[Settings] tab and reduce the number of bits used for each screen pixel from the
Colors option menu (e.g., from
True Color (32 bit) to
High Color (16 bit)). Click the
[Advanced...] button, select the
[Troubleshooting] tab, and drag the
Hardware acceleration slider to
[OK] to apply the settings.
On Linux, black lines from the edges of moved atoms or correlation lines may remain on an NMRgraph display window. To remove such artifacts, click the right mouse button over an empty space on the desktop. From the displayed menu select
To overcome limitations of available physical memory, Linux uses virtual memory (hard disk space, often called paging space or swap space). The following table describes adding an additional 100 MBytes of paging space on Red Hat Linux.
|Operating System||Task and UNIX Command|
Modifying the system paging spaces requires
root privileges. To permanently make this modification, edit
/etc/fstab to include:
/swapfile swap swap defaults 0 0
AssembleIt generates possible molecular structures from correlations (carbon-carbon, nitrogen-carbon, etc.) contained in a specified
*.plot file. These correlations are typically created by combining NMRanalyst spectral analysis results. But correlations obtained from publications and other means can be saved in a
*.plot file which can be used for the molecular structure elucidation.
To create the
*.plot file with the molecular structure editor NMRgraph, display an existing

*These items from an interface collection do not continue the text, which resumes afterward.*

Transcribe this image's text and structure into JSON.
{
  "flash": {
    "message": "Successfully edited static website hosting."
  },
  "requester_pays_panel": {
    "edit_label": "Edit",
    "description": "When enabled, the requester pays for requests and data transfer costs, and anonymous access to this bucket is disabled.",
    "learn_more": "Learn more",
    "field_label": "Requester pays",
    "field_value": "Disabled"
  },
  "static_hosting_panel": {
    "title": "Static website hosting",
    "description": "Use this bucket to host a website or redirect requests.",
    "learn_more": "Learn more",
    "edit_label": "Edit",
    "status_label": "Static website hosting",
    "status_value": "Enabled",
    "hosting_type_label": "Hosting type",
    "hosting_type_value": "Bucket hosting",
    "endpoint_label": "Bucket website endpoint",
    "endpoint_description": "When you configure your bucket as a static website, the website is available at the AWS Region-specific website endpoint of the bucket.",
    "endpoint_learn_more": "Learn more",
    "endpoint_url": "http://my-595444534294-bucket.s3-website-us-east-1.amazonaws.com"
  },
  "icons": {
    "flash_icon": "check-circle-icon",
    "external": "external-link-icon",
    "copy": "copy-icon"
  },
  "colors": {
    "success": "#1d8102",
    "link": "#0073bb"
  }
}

*.plot file. Delete all its atoms and correlations. Enter the desired correlations. Set the atom type and number of free (non-hydrogen) valences from the Atom Property Editor. Set correlation types from the Correlation Property Editor. For correlations which are known to be bonds (such as derived from INADEQUATE or 1,1-ADEQUATE), use the correlation settings:
Bond Type: [Single], Line Style: [Solid], Arrow: [Both].
For ambiguous correlations, such as derived from HMBC or DQF-COSY, use:
Bond Type: [Single], Line Style: [Dotted], Arrow: [Both].
Save these correlations in a file such as
new.plot. In the AssembleIt workwindow, deselect
[COMBINE NMR ANALYSIS RESULTS], select
[AssembleIt: ELUCIDATE MOLECULAR STRUCTURE FROM NMR DATA], specify in the
Input: Atom-Atom Corrections field the created
new.plot file. (If the field is not visible, select
[Preferences...] item, set
[Full NMRanalyst], select the
[Show All Input Fields] switch, and click the
[OK] button.) Set the structure generation options, and run the workwindow.
1Dunkel, R., Ph.D. Thesis, University of Utah, 1990.
2NTFS is the native file system for Windows 2000, XP, and Vista.